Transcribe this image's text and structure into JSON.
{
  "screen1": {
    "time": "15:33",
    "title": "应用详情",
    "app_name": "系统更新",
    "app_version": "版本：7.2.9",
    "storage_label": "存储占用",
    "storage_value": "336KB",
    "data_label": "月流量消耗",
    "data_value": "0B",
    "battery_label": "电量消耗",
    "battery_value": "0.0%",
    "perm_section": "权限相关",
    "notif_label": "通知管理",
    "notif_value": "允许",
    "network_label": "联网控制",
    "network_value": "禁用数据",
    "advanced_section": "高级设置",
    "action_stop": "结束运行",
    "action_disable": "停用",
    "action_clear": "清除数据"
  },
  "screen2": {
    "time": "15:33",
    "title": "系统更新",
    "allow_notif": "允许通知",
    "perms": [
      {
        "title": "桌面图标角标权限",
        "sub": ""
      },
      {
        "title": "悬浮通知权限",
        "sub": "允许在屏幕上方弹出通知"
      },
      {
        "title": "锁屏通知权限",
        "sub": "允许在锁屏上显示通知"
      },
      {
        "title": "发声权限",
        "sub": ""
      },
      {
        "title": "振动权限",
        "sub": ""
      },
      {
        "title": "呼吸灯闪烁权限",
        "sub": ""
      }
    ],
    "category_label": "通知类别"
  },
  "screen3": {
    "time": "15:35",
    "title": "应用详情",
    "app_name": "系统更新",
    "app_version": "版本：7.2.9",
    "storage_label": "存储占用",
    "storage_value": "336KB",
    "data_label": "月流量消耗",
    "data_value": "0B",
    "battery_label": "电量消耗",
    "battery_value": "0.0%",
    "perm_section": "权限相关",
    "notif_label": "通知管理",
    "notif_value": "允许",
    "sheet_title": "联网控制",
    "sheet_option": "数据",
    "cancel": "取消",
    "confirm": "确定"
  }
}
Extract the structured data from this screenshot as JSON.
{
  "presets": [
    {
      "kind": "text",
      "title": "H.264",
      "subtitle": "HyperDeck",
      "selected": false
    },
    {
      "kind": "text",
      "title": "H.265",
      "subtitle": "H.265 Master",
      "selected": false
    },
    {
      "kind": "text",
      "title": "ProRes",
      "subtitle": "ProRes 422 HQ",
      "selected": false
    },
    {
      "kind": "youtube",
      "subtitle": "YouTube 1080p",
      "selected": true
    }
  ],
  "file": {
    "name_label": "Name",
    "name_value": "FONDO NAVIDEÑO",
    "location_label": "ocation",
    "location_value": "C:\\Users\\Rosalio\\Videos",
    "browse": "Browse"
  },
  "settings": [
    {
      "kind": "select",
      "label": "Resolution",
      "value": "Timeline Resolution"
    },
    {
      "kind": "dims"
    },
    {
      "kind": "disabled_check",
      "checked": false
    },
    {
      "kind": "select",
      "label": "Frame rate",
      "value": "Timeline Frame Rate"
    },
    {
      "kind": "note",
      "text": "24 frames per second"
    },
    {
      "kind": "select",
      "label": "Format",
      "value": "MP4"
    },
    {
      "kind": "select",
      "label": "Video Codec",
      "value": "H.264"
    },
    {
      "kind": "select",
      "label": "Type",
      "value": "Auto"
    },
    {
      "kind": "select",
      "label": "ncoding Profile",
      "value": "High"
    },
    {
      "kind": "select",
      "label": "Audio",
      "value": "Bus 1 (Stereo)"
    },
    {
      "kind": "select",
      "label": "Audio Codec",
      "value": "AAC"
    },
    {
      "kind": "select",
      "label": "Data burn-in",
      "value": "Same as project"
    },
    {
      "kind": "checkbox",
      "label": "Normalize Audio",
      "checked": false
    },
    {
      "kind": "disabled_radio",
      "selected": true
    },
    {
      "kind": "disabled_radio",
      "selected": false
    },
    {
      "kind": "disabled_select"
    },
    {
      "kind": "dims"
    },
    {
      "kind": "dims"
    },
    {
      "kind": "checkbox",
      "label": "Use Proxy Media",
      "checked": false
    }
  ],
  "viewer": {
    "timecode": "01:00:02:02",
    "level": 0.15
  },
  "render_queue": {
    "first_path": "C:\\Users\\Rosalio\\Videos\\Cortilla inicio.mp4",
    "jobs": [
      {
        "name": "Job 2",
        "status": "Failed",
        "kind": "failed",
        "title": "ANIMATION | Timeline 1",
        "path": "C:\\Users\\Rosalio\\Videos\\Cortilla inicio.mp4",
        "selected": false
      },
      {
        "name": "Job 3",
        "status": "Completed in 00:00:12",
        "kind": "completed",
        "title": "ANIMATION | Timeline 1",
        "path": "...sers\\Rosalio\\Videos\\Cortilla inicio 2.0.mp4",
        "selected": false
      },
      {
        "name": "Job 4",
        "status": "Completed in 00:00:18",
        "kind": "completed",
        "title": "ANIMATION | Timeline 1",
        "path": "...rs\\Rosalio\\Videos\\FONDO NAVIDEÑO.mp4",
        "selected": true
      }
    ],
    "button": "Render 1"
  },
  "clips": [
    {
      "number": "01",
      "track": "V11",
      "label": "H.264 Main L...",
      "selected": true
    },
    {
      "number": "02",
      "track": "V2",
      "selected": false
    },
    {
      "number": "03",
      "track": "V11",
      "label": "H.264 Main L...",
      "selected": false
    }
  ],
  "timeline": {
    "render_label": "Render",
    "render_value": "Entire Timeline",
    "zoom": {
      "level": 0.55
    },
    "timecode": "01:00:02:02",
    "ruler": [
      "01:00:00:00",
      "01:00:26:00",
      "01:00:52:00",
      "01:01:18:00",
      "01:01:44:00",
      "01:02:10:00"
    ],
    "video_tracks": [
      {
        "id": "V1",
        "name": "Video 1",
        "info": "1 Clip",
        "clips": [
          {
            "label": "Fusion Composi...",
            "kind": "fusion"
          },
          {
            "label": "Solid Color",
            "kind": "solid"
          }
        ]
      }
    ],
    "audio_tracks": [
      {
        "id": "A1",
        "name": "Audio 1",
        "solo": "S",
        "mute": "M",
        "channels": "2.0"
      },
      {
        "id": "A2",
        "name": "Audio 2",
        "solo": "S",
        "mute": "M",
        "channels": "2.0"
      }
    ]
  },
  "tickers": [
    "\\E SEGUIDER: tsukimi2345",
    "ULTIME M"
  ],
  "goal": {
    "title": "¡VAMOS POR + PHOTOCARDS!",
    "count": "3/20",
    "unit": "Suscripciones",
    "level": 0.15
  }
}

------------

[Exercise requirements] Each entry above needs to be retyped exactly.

[Solution to this exercise]
Transcribe this image's text and structure into JSON.
{
  "screen1": {
    "time": "15:33",
    "title": "应用详情",
    "app_name": "系统更新",
    "app_version": "版本：7.2.9",
    "storage_label": "存储占用",
    "storage_value": "336KB",
    "data_label": "月流量消耗",
    "data_value": "0B",
    "battery_label": "电量消耗",
    "battery_value": "0.0%",
    "perm_section": "权限相关",
    "notif_label": "通知管理",
    "notif_value": "允许",
    "network_label": "联网控制",
    "network_value": "禁用数据",
    "advanced_section": "高级设置",
    "action_stop": "结束运行",
    "action_disable": "停用",
    "action_clear": "清除数据"
  },
  "screen2": {
    "time": "15:33",
    "title": "系统更新",
    "allow_notif": "允许通知",
    "perms": [
      {
        "title": "桌面图标角标权限",
        "sub": ""
      },
      {
        "title": "悬浮通知权限",
        "sub": "允许在屏幕上方弹出通知"
      },
      {
        "title": "锁屏通知权限",
        "sub": "允许在锁屏上显示通知"
      },
      {
        "title": "发声权限",
        "sub": ""
      },
      {
        "title": "振动权限",
        "sub": ""
      },
      {
        "title": "呼吸灯闪烁权限",
        "sub": ""
      }
    ],
    "category_label": "通知类别"
  },
  "screen3": {
    "time": "15:35",
    "title": "应用详情",
    "app_name": "系统更新",
    "app_version": "版本：7.2.9",
    "storage_label": "存储占用",
    "storage_value": "336KB",
    "data_label": "月流量消耗",
    "data_value": "0B",
    "battery_label": "电量消耗",
    "battery_value": "0.0%",
    "perm_section": "权限相关",
    "notif_label": "通知管理",
    "notif_value": "允许",
    "sheet_title": "联网控制",
    "sheet_option": "数据",
    "cancel": "取消",
    "confirm": "确定"
  }
}
Extract the structured data from this screenshot as JSON.
{
  "presets": [
    {
      "kind": "text",
      "title": "H.264",
      "subtitle": "HyperDeck",
      "selected": false
    },
    {
      "kind": "text",
      "title": "H.265",
      "subtitle": "H.265 Master",
      "selected": false
    },
    {
      "kind": "text",
      "title": "ProRes",
      "subtitle": "ProRes 422 HQ",
      "selected": false
    },
    {
      "kind": "youtube",
      "subtitle": "YouTube 1080p",
      "selected": true
    }
  ],
  "file": {
    "name_label": "Name",
    "name_value": "FONDO NAVIDEÑO",
    "location_label": "ocation",
    "location_value": "C:\\Users\\Rosalio\\Videos",
    "browse": "Browse"
  },
  "settings": [
    {
      "kind": "select",
      "label": "Resolution",
      "value": "Timeline Resolution"
    },
    {
      "kind": "dims"
    },
    {
      "kind": "disabled_check",
      "checked": false
    },
    {
      "kind": "select",
      "label": "Frame rate",
      "value": "Timeline Frame Rate"
    },
    {
      "kind": "note",
      "text": "24 frames per second"
    },
    {
      "kind": "select",
      "label": "Format",
      "value": "MP4"
    },
    {
      "kind": "select",
      "label": "Video Codec",
      "value": "H.264"
    },
    {
      "kind": "select",
      "label": "Type",
      "value": "Auto"
    },
    {
      "kind": "select",
      "label": "ncoding Profile",
      "value": "High"
    },
    {
      "kind": "select",
      "label": "Audio",
      "value": "Bus 1 (Stereo)"
    },
    {
      "kind": "select",
      "label": "Audio Codec",
      "value": "AAC"
    },
    {
      "kind": "select",
      "label": "Data burn-in",
      "value": "Same as project"
    },
    {
      "kind": "checkbox",
      "label": "Normalize Audio",
      "checked": false
    },
    {
      "kind": "disabled_radio",
      "selected": true
    },
    {
      "kind": "disabled_radio",
      "selected": false
    },
    {
      "kind": "disabled_select"
    },
    {
      "kind": "dims"
    },
    {
      "kind": "dims"
    },
    {
      "kind": "checkbox",
      "label": "Use Proxy Media",
      "checked": false
    }
  ],
  "viewer": {
    "timecode": "01:00:02:02",
    "level": 0.15
  },
  "render_queue": {
    "first_path": "C:\\Users\\Rosalio\\Videos\\Cortilla inicio.mp4",
    "jobs": [
      {
        "name": "Job 2",
        "status": "Failed",
        "kind": "failed",
        "title": "ANIMATION | Timeline 1",
        "path": "C:\\Users\\Rosalio\\Videos\\Cortilla inicio.mp4",
        "selected": false
      },
      {
        "name": "Job 3",
        "status": "Completed in 00:00:12",
        "kind": "completed",
        "title": "ANIMATION | Timeline 1",
        "path": "...sers\\Rosalio\\Videos\\Cortilla inicio 2.0.mp4",
        "selected": false
      },
      {
        "name": "Job 4",
        "status": "Completed in 00:00:18",
        "kind": "completed",
        "title": "ANIMATION | Timeline 1",
        "path": "...rs\\Rosalio\\Videos\\FONDO NAVIDEÑO.mp4",
        "selected": true
      }
    ],
    "button": "Render 1"
  },
  "clips": [
    {
      "number": "01",
      "track": "V11",
      "label": "H.264 Main L...",
      "selected": true
    },
    {
      "number": "02",
      "track": "V2",
      "selected": false
    },
    {
      "number": "03",
      "track": "V11",
      "label": "H.264 Main L...",
      "selected": false
    }
  ],
  "timeline": {
    "render_label": "Render",
    "render_value": "Entire Timeline",
    "zoom": {
      "level": 0.55
    },
    "timecode": "01:00:02:02",
    "ruler": [
      "01:00:00:00",
      "01:00:26:00",
      "01:00:52:00",
      "01:01:18:00",
      "01:01:44:00",
      "01:02:10:00"
    ],
    "video_tracks": [
      {
        "id": "V1",
        "name": "Video 1",
        "info": "1 Clip",
        "clips": [
          {
            "label": "Fusion Composi...",
            "kind": "fusion"
          },
          {
            "label": "Solid Color",
            "kind": "solid"
          }
        ]
      }
    ],
    "audio_tracks": [
      {
        "id": "A1",
        "name": "Audio 1",
        "solo": "S",
        "mute": "M",
        "channels": "2.0"
      },
      {
        "id": "A2",
        "name": "Audio 2",
        "solo": "S",
        "mute": "M",
        "channels": "2.0"
      }
    ]
  },
  "tickers": [
    "\\E SEGUIDER: tsukimi2345",
    "ULTIME M"
  ],
  "goal": {
    "title": "¡VAMOS POR + PHOTOCARDS!",
    "count": "3/20",
    "unit": "Suscripciones",
    "level": 0.15
  }
}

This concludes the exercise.